Project 1: Photoisomerizable Inhibitors
Off target effects represent one of the greatest challenges to chemotherapeutic and chemical diagnostic use. Several strategies have been employed to reduce the potential negative side effects. Chief among them is targeting the therapeutics to the tumor site. One means of targeting therapeutics is to label or encapsulate a therapeutic for localized delivery to the desired tissue. However, such a strategy is certainly tissue or tumor specific. Another more universal strategy involves treatment with a prodrug throughout the body followed by generation of the active form of the drug only in the desired tissue. Our group is interested in the incorporation of photoactivatable functional groups into molecules of potential therapeutic importance as a means of spatial and temporal control of drug release.
Project 2: Evolution and Small Molecule Manipulation of Functional RNAs
The comprehensive strategy shown in Figure 1 is being used to discover metal scaffolds that can be utilized to study and modulate RNA function. As an initial study, stable metal complexes based on known RNA binders of the Rev Response Element (RRE) RNA of HIV-1 will be designed and tested for efficacy. This region of RNA is responsible for control of RNA export in HIV-1 and has recently been validated as a target for RNA binding small molecule therapeutics. Rev binds a specific stem-loop structure of the RRE. A subsequent nucleation of Rev around this site prevents further RNA splicing and facilitates RNA transport. Disruption of the Rev-RRE interaction results in reduced viral growth. Synthesis of transition metal analogues of known RNA binders in an abbreviated and convergent way will allow rapid access to a large number of structurally diverse ligand spheres in an efficient fashion.
Project 3: Isolation, Characterization, and Development of Small Molecule Inhibitors of Bacterial Proteins with Ties to Pathogenesis

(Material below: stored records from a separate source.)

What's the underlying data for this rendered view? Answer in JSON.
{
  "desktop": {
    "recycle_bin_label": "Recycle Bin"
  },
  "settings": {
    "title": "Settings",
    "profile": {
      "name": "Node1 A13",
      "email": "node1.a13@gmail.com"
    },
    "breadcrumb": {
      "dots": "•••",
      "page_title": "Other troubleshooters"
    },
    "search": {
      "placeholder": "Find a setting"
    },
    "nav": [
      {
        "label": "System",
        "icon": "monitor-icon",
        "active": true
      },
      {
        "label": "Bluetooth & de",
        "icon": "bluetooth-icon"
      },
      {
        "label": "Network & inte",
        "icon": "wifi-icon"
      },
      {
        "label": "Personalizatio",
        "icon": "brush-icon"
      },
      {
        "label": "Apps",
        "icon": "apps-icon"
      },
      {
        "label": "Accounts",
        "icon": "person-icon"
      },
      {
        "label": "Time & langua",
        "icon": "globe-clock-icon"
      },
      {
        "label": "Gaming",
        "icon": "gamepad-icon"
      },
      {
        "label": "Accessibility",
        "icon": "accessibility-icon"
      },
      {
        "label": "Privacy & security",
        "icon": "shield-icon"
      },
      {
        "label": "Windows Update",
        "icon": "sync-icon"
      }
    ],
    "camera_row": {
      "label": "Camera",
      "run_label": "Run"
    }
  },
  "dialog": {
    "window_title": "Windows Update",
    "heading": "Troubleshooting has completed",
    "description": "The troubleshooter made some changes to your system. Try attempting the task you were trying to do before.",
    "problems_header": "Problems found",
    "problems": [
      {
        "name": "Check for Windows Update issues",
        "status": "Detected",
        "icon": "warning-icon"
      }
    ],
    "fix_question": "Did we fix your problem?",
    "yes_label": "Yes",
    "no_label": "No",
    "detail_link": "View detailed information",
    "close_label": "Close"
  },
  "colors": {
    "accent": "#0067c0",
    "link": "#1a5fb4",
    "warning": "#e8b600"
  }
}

Our collaborators at Lehigh University have used bioinformatics approaches to identify promising candidate proteins for the study of bacterial pathogenesis. Preliminary studies indicate that several of these domains are involved in bacterial pathogenesis by virtue of their membrane binding or catalytic activity. Once isolated and purified, we hope to characterize the exact role these proteins play in microbial pathogenesis and design inhibitors, with the intention of reducing their virulence.
Project 4: Development of Chiral Tetradentate Lewis Acid CatalystsWe have synthesized and crystallized several novel tetradentate metal complexes. The X-ray structures of these complexes suggest that they are excellent candidates for Lewis acid catalysis. Fortunately, the tetradentate nature of the ligand renders them chiral-at-metal, making them potentially useful as chiral Lewis acid catalysts. Given the number of reactions that can be catalyzed by Lewis acids, their potential is vast. We are examining the scope of reactivity these complexes.
Project 5: Synthesis of Transition Metal Analogues of Natural Products
Natural products are a tremendously rich resource for new molecules with interesting and useful biological properties. However, their synthesis is often difficult and it can be exceptionally challenging to derivatize these molecules to fine-tune their biological properties. In particular, ring junctions and highly substituted carbons pose special synthetic challenges. My group is substituting transition metals for these highly complex carbon centers, which will allow streamlined syntheses of the natural products and their derivatives. Additionally, by adding the metal in the last step of the synthesis, our group can easily tune the electronic and geometric properties of our compounds by changing metals and oxidation states.
Project 6: Synthetic Transition Metal Catalysis in Live Cells
We have long been interested in the ability of transition metal catalysts to cross cell membranes and perform any number of interesting reactions. To date, transition metal catalysts have been used for allyl carbamate cleavage and azide reduction in live cells. Our group is looking to expand the number available reactions, find new catalysts, and improve the catalysts that are currently known using targeting and photoactivation strategies. In collaboration with the Meggers group at Philipps University Marburg and the Elliott Group at SMCM, we have recently expanded this approach from single cell studies to the full C. elegans organism. Currently, my group is working with Professor Mertz to expand the number of uses for small molecule transition metal catalysis in live cells.